> [ACTION ITEM]: Nothing in the records below should be altered in the copy, although the pictures must be left out.

> [GIVEN RECORDS]:
= = = = =
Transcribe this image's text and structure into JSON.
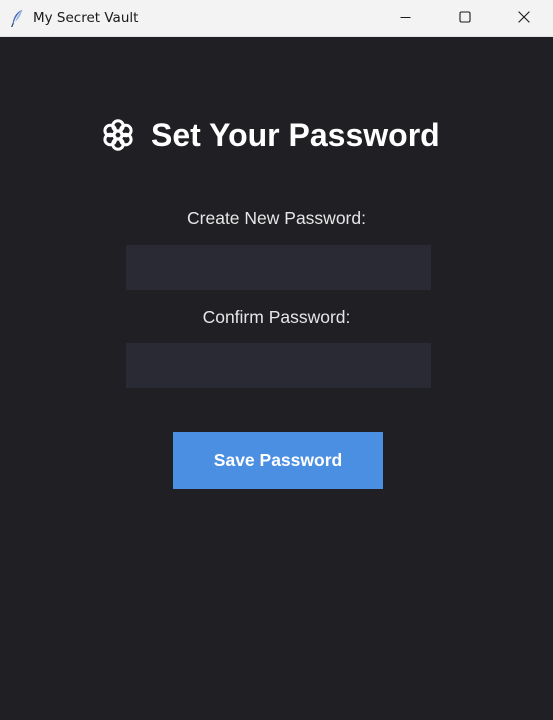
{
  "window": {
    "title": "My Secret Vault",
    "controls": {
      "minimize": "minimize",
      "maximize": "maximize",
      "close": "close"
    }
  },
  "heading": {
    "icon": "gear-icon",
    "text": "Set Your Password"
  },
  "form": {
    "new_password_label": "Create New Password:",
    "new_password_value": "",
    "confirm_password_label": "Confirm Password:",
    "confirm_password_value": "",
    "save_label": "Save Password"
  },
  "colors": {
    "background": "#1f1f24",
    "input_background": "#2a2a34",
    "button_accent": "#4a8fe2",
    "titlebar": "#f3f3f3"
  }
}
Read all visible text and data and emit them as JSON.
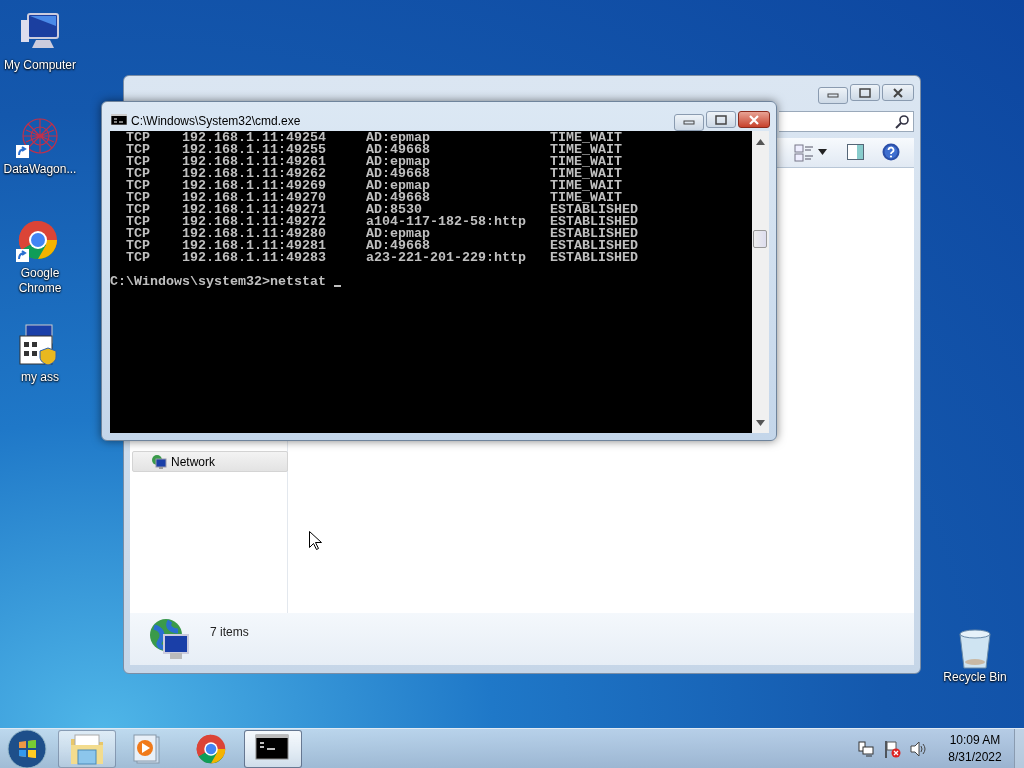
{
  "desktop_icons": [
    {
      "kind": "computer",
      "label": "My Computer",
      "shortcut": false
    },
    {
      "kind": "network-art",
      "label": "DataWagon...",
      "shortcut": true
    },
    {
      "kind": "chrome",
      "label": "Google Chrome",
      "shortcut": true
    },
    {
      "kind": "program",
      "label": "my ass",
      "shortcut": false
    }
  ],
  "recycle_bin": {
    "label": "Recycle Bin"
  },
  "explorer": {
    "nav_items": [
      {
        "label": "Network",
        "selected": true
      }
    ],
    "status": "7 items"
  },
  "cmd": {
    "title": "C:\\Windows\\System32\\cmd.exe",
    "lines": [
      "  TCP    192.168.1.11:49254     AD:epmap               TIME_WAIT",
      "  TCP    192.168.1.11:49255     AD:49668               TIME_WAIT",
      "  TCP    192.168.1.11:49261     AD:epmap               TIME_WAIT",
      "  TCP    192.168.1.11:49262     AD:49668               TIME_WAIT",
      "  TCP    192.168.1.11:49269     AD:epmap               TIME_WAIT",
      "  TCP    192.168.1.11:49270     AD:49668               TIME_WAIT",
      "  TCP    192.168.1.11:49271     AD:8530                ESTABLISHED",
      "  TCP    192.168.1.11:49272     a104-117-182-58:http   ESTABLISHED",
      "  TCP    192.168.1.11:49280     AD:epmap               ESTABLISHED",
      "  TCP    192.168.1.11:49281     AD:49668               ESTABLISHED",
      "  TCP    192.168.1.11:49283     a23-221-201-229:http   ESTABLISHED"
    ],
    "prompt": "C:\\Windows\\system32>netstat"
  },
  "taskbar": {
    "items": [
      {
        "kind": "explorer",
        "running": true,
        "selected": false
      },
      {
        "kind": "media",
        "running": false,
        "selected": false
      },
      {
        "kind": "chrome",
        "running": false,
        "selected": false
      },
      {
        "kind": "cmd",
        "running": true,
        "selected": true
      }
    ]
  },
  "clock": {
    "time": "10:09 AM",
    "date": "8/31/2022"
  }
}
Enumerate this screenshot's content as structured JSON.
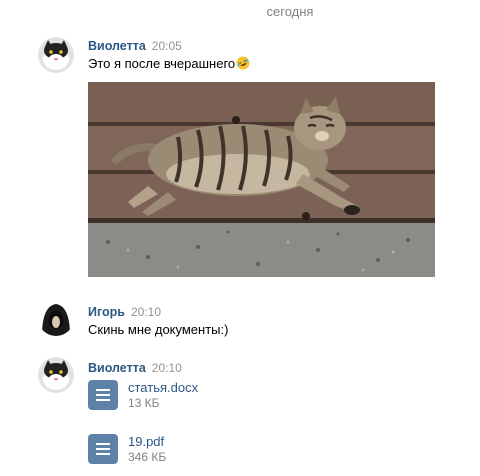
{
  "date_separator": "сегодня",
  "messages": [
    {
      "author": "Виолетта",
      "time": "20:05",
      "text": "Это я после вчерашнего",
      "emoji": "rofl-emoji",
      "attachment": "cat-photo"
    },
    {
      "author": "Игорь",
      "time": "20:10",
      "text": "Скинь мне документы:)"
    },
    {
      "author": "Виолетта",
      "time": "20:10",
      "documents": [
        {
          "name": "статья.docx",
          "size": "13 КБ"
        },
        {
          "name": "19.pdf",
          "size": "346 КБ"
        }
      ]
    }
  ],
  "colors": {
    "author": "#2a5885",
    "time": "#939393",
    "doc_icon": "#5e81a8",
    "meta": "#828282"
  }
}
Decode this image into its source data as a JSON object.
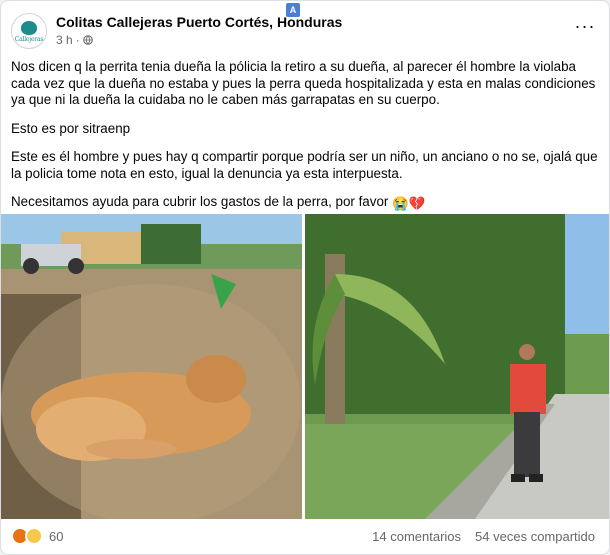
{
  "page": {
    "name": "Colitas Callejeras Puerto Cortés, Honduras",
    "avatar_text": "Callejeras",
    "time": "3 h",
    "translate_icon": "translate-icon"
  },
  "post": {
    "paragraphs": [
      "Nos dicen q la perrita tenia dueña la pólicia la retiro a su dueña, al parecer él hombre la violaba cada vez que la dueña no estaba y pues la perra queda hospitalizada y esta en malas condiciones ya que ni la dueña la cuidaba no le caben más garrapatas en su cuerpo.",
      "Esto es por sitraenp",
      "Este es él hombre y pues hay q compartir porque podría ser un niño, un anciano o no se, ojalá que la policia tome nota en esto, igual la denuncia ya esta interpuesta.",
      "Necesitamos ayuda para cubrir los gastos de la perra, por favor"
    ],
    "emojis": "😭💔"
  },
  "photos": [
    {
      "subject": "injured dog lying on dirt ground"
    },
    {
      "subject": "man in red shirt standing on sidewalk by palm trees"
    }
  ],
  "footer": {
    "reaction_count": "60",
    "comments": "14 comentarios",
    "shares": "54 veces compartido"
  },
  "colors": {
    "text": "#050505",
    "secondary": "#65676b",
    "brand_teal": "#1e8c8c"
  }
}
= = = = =
> [ANSWER SECTION]:
Transcribe this image's text and structure into JSON.
{
  "window": {
    "title": "My Secret Vault",
    "controls": {
      "minimize": "minimize",
      "maximize": "maximize",
      "close": "close"
    }
  },
  "heading": {
    "icon": "gear-icon",
    "text": "Set Your Password"
  },
  "form": {
    "new_password_label": "Create New Password:",
    "new_password_value": "",
    "confirm_password_label": "Confirm Password:",
    "confirm_password_value": "",
    "save_label": "Save Password"
  },
  "colors": {
    "background": "#1f1f24",
    "input_background": "#2a2a34",
    "button_accent": "#4a8fe2",
    "titlebar": "#f3f3f3"
  }
}
Read all visible text and data and emit them as JSON.
{
  "desktop_icons": [
    {
      "kind": "computer",
      "label": "My Computer",
      "shortcut": false
    },
    {
      "kind": "network-art",
      "label": "DataWagon...",
      "shortcut": true
    },
    {
      "kind": "chrome",
      "label": "Google Chrome",
      "shortcut": true
    },
    {
      "kind": "program",
      "label": "my ass",
      "shortcut": false
    }
  ],
  "recycle_bin": {
    "label": "Recycle Bin"
  },
  "explorer": {
    "nav_items": [
      {
        "label": "Network",
        "selected": true
      }
    ],
    "status": "7 items"
  },
  "cmd": {
    "title": "C:\\Windows\\System32\\cmd.exe",
    "lines": [
      "  TCP    192.168.1.11:49254     AD:epmap               TIME_WAIT",
      "  TCP    192.168.1.11:49255     AD:49668               TIME_WAIT",
      "  TCP    192.168.1.11:49261     AD:epmap               TIME_WAIT",
      "  TCP    192.168.1.11:49262     AD:49668               TIME_WAIT",
      "  TCP    192.168.1.11:49269     AD:epmap               TIME_WAIT",
      "  TCP    192.168.1.11:49270     AD:49668               TIME_WAIT",
      "  TCP    192.168.1.11:49271     AD:8530                ESTABLISHED",
      "  TCP    192.168.1.11:49272     a104-117-182-58:http   ESTABLISHED",
      "  TCP    192.168.1.11:49280     AD:epmap               ESTABLISHED",
      "  TCP    192.168.1.11:49281     AD:49668               ESTABLISHED",
      "  TCP    192.168.1.11:49283     a23-221-201-229:http   ESTABLISHED"
    ],
    "prompt": "C:\\Windows\\system32>netstat"
  },
  "taskbar": {
    "items": [
      {
        "kind": "explorer",
        "running": true,
        "selected": false
      },
      {
        "kind": "media",
        "running": false,
        "selected": false
      },
      {
        "kind": "chrome",
        "running": false,
        "selected": false
      },
      {
        "kind": "cmd",
        "running": true,
        "selected": true
      }
    ]
  },
  "clock": {
    "time": "10:09 AM",
    "date": "8/31/2022"
  }
}
Enumerate this screenshot's content as structured JSON.
{
  "date_separator": "сегодня",
  "messages": [
    {
      "author": "Виолетта",
      "time": "20:05",
      "text": "Это я после вчерашнего",
      "emoji": "rofl-emoji",
      "attachment": "cat-photo"
    },
    {
      "author": "Игорь",
      "time": "20:10",
      "text": "Скинь мне документы:)"
    },
    {
      "author": "Виолетта",
      "time": "20:10",
      "documents": [
        {
          "name": "статья.docx",
          "size": "13 КБ"
        },
        {
          "name": "19.pdf",
          "size": "346 КБ"
        }
      ]
    }
  ],
  "colors": {
    "author": "#2a5885",
    "time": "#939393",
    "doc_icon": "#5e81a8",
    "meta": "#828282"
  }
}
Decode this image into its source data as a JSON object.
{
  "page": {
    "name": "Colitas Callejeras Puerto Cortés, Honduras",
    "avatar_text": "Callejeras",
    "time": "3 h",
    "translate_icon": "translate-icon"
  },
  "post": {
    "paragraphs": [
      "Nos dicen q la perrita tenia dueña la pólicia la retiro a su dueña, al parecer él hombre la violaba cada vez que la dueña no estaba y pues la perra queda hospitalizada y esta en malas condiciones ya que ni la dueña la cuidaba no le caben más garrapatas en su cuerpo.",
      "Esto es por sitraenp",
      "Este es él hombre y pues hay q compartir porque podría ser un niño, un anciano o no se, ojalá que la policia tome nota en esto, igual la denuncia ya esta interpuesta.",
      "Necesitamos ayuda para cubrir los gastos de la perra, por favor"
    ],
    "emojis": "😭💔"
  },
  "photos": [
    {
      "subject": "injured dog lying on dirt ground"
    },
    {
      "subject": "man in red shirt standing on sidewalk by palm trees"
    }
  ],
  "footer": {
    "reaction_count": "60",
    "comments": "14 comentarios",
    "shares": "54 veces compartido"
  },
  "colors": {
    "text": "#050505",
    "secondary": "#65676b",
    "brand_teal": "#1e8c8c"
  }
}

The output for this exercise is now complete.